By John Hagel and John Seely Brown
John Hagel and John Seely Brown, Deloitte LLP Center for the Edge, co-leaders, share their perspectives on topics around institutional innovation and enterprise learning in Harvard Business Review.
This series of columns explores how innovation in the business practices, processes, and structures is necessary to enable scalable learning and create institutions that can thrive in the 21st century. These new types of institutions have great potential for talent development, growth, and innovation. Read the HBR articles below.
Recent Harvard Business Review blog posts
Turn the pressures of technology into potential
Digital technology is full of paradox, yet we often tend to under-emphasize or even ignore the paradoxes—often looking at either technology’s problems or its promises, rarely examining both at the same time. But it’s only when we explore both that we gain new insight into what will truly help us harness technology’s economic value.
How Drucker thought about complexity
Throughout his life, Peter Drucker strived to understand the increasing complexity of business and society and, most importantly, the implications for how we can continue to create and deliver value in the face of complexity.
Mind the (skills) gap
A bachelor's degree used to provide enough basic training to last a career.
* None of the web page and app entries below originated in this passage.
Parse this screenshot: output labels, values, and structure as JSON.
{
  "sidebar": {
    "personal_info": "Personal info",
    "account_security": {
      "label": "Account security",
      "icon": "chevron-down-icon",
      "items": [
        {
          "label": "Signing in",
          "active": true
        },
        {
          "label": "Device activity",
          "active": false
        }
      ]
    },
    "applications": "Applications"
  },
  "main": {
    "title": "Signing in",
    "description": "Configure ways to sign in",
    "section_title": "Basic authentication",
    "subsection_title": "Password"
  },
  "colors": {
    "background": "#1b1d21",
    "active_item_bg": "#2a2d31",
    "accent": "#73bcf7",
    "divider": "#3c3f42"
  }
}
Yet today, the skills college graduates acquire during college have an expected shelf life of only five years according to extensive work we've done in conjunction with Deloitte's Shift Index.
How to make your big idea really happen
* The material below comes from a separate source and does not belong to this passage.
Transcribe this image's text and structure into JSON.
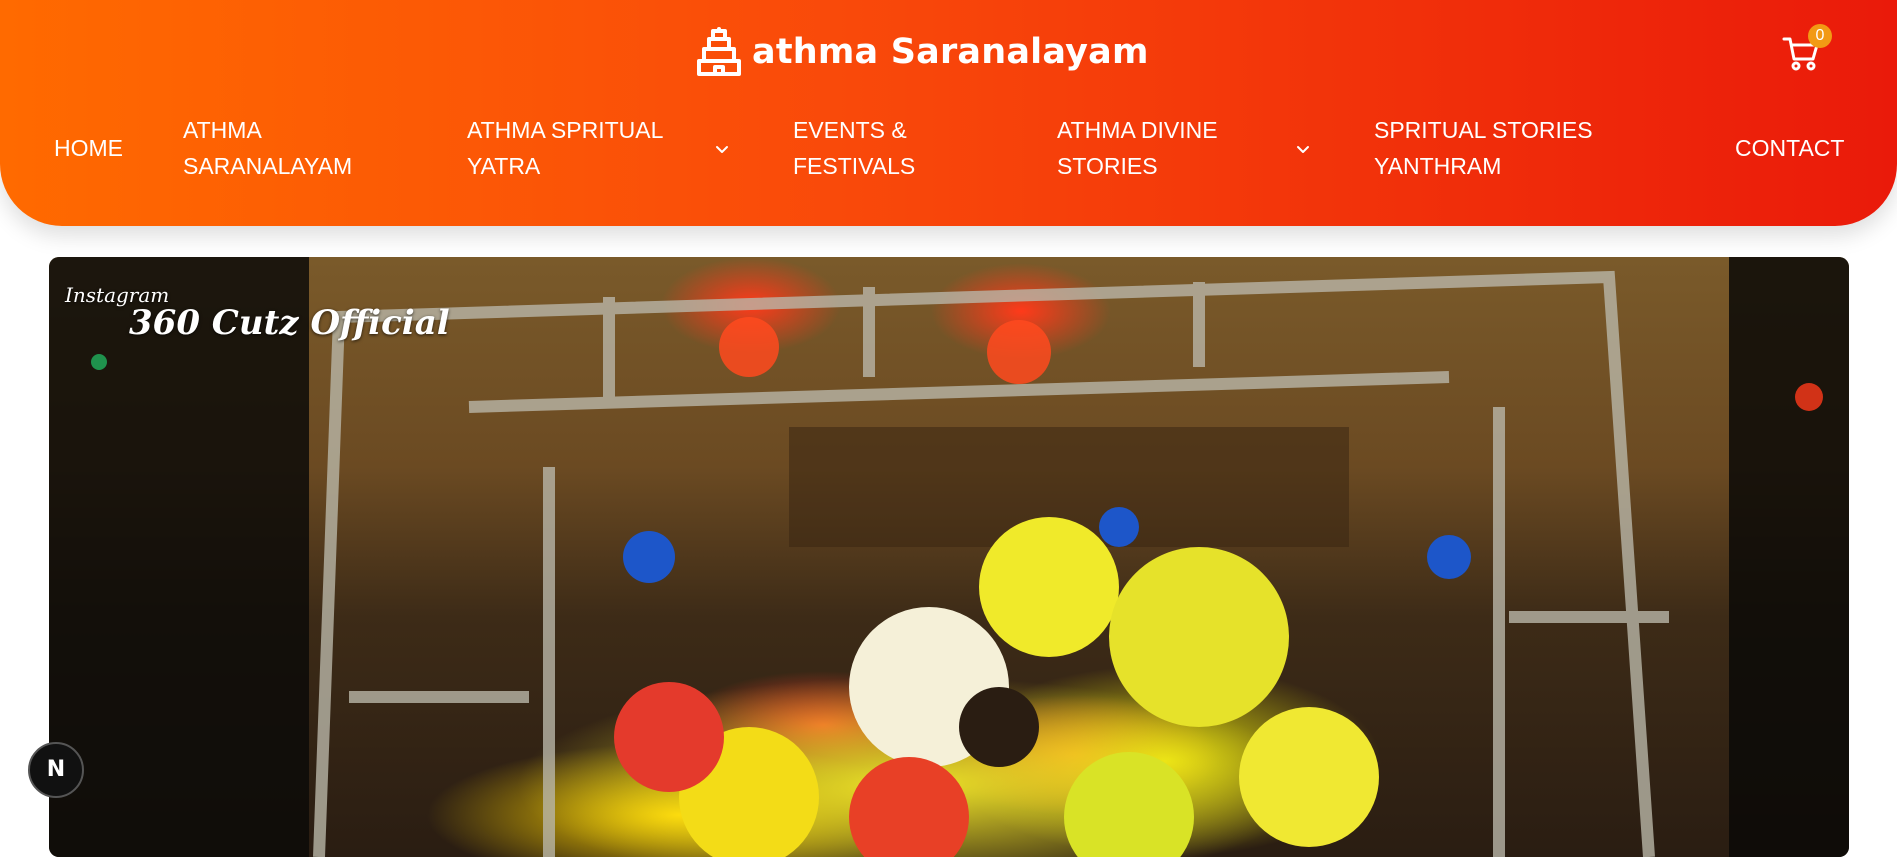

Inspired by the loss of her thirteen year-old daughter, Candice Lightner founded Mothers Against Drunk Driving (MADD) in 1980 to combat drunk driving through education and legislation. Just a few years later, Lightner and MADD played a pivotal role in passing a federal law.
Five ways to hold the right kind of attention
No matter how talented or accomplished you are, you cannot always count on attracting and retaining the attention of others. Too many options compete for everyone's attention, and they multiply with each passing day.
Five tips for smarter social networking
We are all trying to figure out how to get more value from online social networks like Facebook and Twitter. Most of us are just skimming the surface in terms of the potential these networks offer us as individuals. To realize this potential, we need to become more.